REQUIREMENT:
Print each line once more, unchanged, from the line holding "Decode this image" to the end of the listing below.

···

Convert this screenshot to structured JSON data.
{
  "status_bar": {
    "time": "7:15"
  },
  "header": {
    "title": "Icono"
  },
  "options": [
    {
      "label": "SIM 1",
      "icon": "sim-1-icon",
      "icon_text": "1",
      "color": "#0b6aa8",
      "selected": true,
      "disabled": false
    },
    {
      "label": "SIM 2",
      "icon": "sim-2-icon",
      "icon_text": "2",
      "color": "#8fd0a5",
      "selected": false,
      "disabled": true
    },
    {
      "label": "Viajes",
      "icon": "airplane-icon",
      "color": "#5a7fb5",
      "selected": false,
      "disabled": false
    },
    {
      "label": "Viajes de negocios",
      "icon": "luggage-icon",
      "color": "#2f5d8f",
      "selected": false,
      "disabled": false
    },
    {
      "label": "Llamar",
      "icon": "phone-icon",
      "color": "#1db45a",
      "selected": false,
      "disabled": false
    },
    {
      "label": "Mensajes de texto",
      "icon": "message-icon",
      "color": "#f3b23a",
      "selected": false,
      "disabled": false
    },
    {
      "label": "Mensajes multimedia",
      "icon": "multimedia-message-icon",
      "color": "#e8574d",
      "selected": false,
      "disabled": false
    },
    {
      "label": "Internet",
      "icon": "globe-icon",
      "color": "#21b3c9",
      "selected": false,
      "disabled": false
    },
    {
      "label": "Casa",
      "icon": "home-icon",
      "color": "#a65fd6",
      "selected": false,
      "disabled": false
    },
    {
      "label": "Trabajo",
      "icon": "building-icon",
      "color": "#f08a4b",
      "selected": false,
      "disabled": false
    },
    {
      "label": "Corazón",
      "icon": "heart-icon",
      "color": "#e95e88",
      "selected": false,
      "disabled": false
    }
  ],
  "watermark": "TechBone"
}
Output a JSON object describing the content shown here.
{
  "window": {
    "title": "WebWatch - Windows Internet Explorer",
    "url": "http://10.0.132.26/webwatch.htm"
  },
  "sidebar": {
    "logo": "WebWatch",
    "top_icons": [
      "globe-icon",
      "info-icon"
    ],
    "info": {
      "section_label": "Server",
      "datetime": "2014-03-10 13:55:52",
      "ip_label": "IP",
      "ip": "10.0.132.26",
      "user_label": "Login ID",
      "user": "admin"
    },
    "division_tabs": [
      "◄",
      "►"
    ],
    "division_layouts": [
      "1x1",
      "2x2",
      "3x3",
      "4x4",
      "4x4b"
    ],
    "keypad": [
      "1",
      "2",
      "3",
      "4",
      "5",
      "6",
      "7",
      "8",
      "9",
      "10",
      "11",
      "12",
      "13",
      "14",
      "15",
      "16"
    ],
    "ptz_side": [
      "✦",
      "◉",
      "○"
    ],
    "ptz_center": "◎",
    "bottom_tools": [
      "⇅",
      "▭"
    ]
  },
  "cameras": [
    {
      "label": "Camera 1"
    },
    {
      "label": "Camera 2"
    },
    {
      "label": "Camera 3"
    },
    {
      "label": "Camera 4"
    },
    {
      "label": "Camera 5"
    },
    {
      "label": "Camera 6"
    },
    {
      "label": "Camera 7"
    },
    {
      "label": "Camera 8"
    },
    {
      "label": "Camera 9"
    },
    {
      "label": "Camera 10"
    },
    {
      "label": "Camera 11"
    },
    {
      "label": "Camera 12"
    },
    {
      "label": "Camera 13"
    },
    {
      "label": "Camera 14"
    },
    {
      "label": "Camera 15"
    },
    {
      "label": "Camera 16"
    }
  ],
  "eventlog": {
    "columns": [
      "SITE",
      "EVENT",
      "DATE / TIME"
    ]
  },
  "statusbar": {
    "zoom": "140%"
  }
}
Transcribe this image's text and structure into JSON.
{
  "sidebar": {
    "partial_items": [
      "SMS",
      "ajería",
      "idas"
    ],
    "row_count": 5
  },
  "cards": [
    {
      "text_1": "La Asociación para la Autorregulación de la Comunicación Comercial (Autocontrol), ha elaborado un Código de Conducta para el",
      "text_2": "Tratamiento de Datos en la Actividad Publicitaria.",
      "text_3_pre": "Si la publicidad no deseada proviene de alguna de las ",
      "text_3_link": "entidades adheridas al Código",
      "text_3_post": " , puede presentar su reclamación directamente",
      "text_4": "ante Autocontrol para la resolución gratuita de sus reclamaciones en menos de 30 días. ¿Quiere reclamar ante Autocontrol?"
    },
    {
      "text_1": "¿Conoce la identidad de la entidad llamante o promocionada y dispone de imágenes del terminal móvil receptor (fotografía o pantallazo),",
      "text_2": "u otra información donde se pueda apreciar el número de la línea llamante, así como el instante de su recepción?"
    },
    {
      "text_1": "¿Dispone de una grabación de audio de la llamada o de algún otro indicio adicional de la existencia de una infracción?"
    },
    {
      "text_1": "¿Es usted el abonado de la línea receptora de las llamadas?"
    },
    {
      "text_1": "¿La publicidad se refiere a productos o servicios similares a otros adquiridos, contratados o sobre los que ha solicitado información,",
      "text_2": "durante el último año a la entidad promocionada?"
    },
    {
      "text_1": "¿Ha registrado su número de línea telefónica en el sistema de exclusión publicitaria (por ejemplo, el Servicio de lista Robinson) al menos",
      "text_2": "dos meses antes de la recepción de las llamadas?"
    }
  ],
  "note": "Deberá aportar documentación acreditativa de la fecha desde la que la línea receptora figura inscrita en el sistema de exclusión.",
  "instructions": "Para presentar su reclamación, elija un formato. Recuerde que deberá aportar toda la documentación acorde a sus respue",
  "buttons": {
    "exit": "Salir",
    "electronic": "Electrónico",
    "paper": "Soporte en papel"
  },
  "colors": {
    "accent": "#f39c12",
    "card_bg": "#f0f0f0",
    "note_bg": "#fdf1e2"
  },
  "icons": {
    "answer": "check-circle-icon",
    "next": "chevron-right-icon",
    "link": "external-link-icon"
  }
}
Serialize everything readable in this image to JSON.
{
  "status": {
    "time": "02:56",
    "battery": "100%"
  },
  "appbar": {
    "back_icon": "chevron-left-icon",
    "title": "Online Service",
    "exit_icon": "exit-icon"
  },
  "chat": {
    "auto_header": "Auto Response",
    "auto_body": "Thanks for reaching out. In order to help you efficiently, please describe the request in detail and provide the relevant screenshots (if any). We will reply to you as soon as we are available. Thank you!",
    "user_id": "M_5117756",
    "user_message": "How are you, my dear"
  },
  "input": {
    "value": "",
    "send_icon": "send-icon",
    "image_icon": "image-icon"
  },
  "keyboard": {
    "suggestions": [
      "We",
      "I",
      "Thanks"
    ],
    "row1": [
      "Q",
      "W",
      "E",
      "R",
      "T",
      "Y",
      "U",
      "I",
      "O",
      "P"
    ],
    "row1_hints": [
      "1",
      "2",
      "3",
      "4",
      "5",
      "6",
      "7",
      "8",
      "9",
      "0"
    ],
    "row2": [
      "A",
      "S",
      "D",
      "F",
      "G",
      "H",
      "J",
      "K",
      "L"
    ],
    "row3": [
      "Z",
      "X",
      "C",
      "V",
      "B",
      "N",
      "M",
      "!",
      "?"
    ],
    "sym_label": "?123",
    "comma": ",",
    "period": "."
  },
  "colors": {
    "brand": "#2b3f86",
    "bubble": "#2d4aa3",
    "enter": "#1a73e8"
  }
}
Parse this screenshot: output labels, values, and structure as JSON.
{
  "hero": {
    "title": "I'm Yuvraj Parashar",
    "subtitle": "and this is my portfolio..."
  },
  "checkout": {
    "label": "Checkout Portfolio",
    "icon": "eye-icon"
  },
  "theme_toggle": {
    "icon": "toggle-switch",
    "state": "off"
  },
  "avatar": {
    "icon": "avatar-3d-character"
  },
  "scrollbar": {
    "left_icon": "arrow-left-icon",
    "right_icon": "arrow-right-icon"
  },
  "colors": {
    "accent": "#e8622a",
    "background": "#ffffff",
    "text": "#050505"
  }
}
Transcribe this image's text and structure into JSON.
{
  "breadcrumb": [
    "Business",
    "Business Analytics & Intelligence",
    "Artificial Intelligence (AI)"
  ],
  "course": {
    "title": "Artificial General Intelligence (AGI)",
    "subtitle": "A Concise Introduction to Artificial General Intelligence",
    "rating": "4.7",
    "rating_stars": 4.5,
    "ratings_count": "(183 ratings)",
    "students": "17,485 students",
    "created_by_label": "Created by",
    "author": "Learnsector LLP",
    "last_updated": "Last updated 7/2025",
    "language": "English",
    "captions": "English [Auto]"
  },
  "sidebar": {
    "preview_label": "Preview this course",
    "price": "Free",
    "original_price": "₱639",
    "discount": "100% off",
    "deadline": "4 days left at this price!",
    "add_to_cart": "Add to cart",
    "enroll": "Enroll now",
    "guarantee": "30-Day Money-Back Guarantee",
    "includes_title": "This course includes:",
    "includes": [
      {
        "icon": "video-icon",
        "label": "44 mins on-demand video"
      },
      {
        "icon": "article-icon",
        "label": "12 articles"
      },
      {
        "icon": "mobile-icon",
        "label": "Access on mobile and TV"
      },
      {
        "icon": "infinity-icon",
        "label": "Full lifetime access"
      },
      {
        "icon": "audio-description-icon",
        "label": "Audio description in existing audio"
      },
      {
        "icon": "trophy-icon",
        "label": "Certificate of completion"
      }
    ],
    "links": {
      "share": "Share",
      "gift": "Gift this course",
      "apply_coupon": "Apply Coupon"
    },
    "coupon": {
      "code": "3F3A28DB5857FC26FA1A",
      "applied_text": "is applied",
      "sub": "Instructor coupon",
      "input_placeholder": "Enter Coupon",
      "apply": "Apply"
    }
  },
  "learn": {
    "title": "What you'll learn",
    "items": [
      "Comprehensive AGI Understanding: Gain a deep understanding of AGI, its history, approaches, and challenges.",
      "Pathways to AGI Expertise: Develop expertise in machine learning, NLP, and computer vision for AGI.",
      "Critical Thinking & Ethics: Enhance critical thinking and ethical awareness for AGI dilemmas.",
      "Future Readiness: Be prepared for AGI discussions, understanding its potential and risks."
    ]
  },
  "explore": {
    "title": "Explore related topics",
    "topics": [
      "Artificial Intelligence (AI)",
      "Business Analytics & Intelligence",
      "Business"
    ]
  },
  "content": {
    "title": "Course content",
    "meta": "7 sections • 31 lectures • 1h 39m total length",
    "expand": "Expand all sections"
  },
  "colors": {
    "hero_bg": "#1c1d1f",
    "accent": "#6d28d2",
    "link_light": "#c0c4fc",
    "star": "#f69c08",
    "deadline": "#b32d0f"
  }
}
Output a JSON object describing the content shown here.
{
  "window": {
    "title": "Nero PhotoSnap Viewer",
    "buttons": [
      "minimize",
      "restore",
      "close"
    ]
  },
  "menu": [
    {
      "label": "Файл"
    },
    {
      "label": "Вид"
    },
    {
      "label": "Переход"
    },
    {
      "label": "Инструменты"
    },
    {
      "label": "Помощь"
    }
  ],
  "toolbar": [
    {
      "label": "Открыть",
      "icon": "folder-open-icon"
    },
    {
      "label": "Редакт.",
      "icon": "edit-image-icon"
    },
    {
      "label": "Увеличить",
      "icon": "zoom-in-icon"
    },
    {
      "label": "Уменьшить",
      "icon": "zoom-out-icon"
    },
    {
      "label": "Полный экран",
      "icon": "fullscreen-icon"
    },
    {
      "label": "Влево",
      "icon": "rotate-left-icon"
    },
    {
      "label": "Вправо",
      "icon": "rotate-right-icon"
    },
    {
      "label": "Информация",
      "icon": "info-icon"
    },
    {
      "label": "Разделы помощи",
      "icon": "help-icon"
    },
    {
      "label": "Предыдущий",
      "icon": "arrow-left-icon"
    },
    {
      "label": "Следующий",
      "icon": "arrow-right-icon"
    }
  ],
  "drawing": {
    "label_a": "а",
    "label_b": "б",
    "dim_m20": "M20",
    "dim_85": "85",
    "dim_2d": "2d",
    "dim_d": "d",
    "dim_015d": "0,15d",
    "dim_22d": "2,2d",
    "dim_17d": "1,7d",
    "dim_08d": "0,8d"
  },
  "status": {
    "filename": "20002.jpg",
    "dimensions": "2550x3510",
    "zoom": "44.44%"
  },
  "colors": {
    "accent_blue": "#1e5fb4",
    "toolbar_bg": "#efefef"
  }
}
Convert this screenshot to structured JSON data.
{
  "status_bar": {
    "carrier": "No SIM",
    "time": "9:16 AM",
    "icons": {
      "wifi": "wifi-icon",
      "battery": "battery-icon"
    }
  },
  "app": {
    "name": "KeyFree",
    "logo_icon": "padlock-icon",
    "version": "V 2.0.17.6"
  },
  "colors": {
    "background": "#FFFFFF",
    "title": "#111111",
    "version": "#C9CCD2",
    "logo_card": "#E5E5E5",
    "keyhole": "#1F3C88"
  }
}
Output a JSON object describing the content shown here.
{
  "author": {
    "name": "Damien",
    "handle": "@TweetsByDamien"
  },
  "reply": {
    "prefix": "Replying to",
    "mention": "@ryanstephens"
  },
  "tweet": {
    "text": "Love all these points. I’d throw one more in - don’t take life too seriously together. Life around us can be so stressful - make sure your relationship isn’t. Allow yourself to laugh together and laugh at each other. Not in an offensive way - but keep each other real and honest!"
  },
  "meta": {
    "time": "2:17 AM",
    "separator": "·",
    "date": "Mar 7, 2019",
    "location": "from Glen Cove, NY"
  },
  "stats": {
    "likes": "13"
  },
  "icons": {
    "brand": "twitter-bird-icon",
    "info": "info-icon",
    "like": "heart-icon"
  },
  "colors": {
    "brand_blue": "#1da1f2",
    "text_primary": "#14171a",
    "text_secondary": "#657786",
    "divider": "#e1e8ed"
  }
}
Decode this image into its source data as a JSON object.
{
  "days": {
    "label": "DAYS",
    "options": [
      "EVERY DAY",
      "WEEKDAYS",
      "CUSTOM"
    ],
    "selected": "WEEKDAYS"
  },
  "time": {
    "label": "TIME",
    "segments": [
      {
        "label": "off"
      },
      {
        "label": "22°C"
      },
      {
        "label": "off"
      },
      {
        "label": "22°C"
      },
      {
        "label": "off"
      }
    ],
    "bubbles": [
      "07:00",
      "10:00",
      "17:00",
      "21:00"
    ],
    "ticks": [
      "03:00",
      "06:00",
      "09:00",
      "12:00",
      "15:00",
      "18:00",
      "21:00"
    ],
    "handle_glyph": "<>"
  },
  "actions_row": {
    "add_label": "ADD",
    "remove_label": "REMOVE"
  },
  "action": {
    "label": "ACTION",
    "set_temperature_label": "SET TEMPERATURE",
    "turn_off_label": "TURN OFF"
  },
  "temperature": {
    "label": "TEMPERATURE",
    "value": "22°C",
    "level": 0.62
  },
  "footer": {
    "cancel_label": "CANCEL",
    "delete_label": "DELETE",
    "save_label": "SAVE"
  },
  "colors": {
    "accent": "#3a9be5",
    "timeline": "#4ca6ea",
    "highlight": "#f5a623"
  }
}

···

SOLUTION:
Decode this image into its source data as a JSON object.
{
  "days": {
    "label": "DAYS",
    "options": [
      "EVERY DAY",
      "WEEKDAYS",
      "CUSTOM"
    ],
    "selected": "WEEKDAYS"
  },
  "time": {
    "label": "TIME",
    "segments": [
      {
        "label": "off"
      },
      {
        "label": "22°C"
      },
      {
        "label": "off"
      },
      {
        "label": "22°C"
      },
      {
        "label": "off"
      }
    ],
    "bubbles": [
      "07:00",
      "10:00",
      "17:00",
      "21:00"
    ],
    "ticks": [
      "03:00",
      "06:00",
      "09:00",
      "12:00",
      "15:00",
      "18:00",
      "21:00"
    ],
    "handle_glyph": "<>"
  },
  "actions_row": {
    "add_label": "ADD",
    "remove_label": "REMOVE"
  },
  "action": {
    "label": "ACTION",
    "set_temperature_label": "SET TEMPERATURE",
    "turn_off_label": "TURN OFF"
  },
  "temperature": {
    "label": "TEMPERATURE",
    "value": "22°C",
    "level": 0.62
  },
  "footer": {
    "cancel_label": "CANCEL",
    "delete_label": "DELETE",
    "save_label": "SAVE"
  },
  "colors": {
    "accent": "#3a9be5",
    "timeline": "#4ca6ea",
    "highlight": "#f5a623"
  }
}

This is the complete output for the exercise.